The turbulent life of the writer Henri Mürger originated and epitomized the durable myth of a starving artist struggling to survive in a garret in Paris. His friends were not-yet-famous poets, artists, writers, and musicians, and his short stories about their lives made him famous. These ironic accounts encapsulated and celebrated the bohemian milieu in which both Nadar and Mürger were conspicuous figures.
Nadar and Mürger's lives were entwined throughout the 1840s, their deep friendship ending only when Mürger, weakened by hardship and dissipation at the age of forty, died in Nadar's arms. Shortly afterwards Nadar joined two friends in writing a memorial book that included Mürger's letters. It may have been at this time that Nadar rephotographed his 1857 portrait of Mürger to make this tombstone-shaped print.

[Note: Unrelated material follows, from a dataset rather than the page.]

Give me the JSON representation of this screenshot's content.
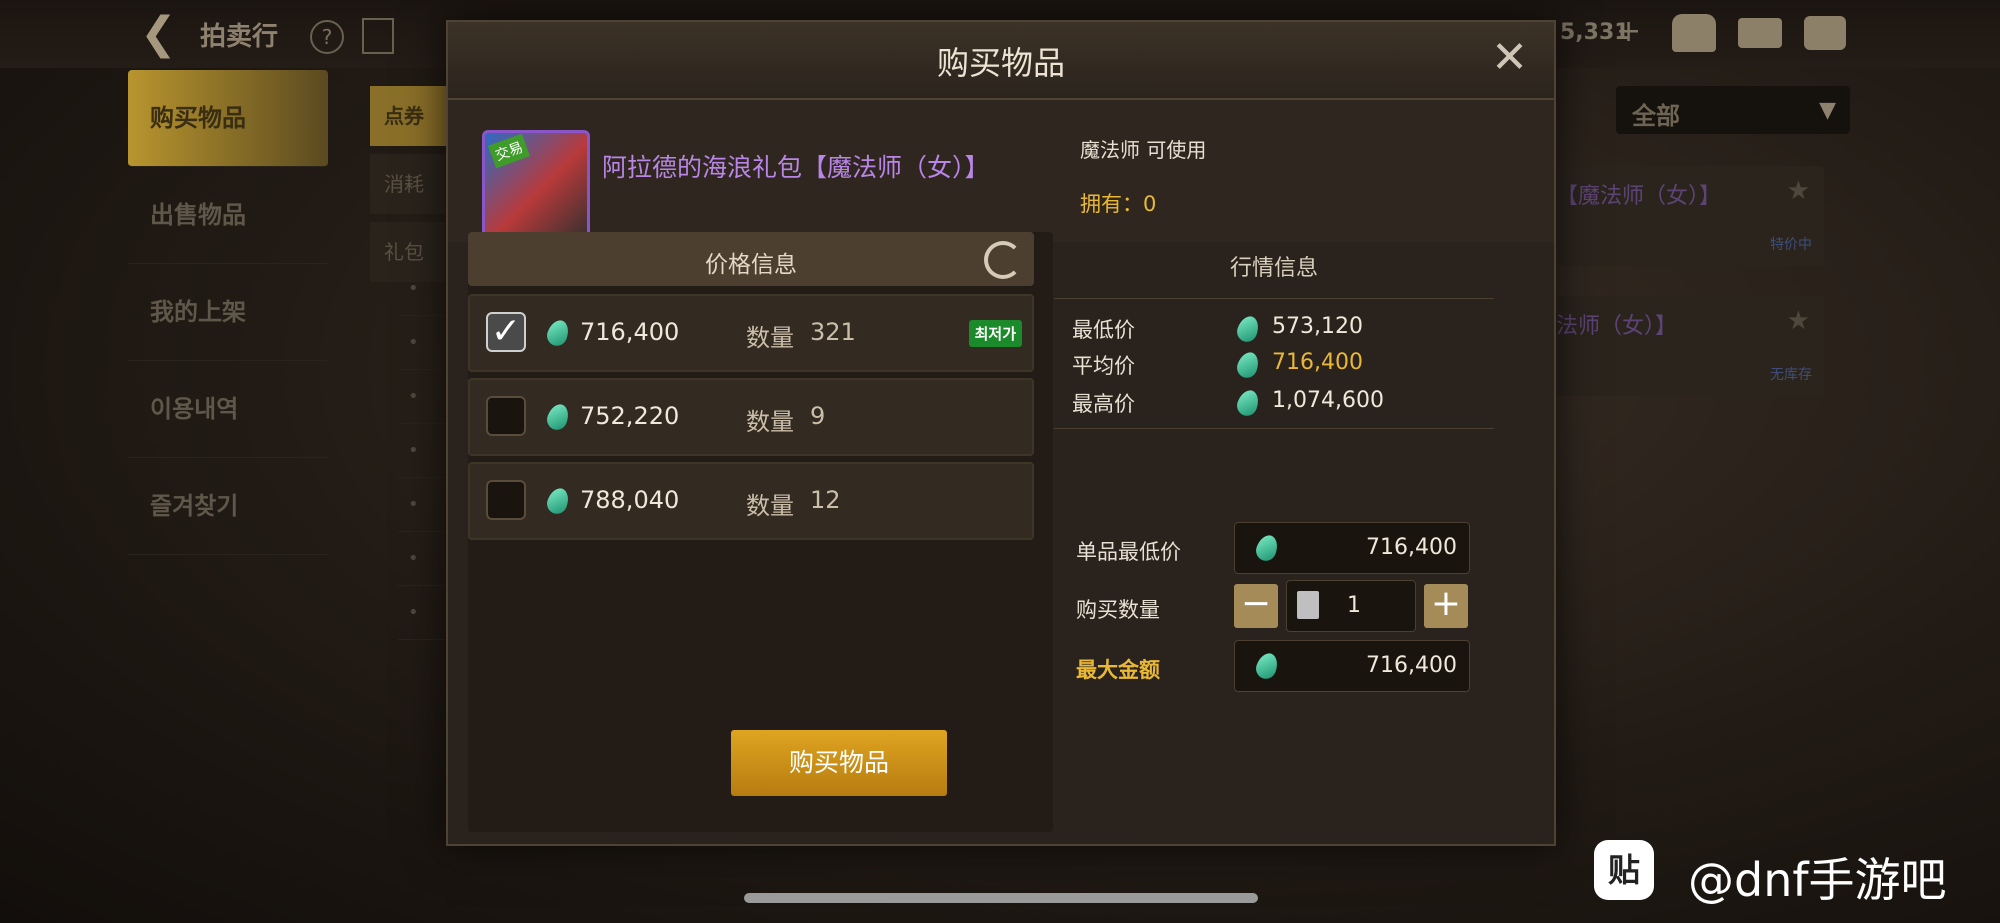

Mürger appears much older than his thirty-five years, and his eyes are oddly wary as he looks toward the camera and one of his closest friends.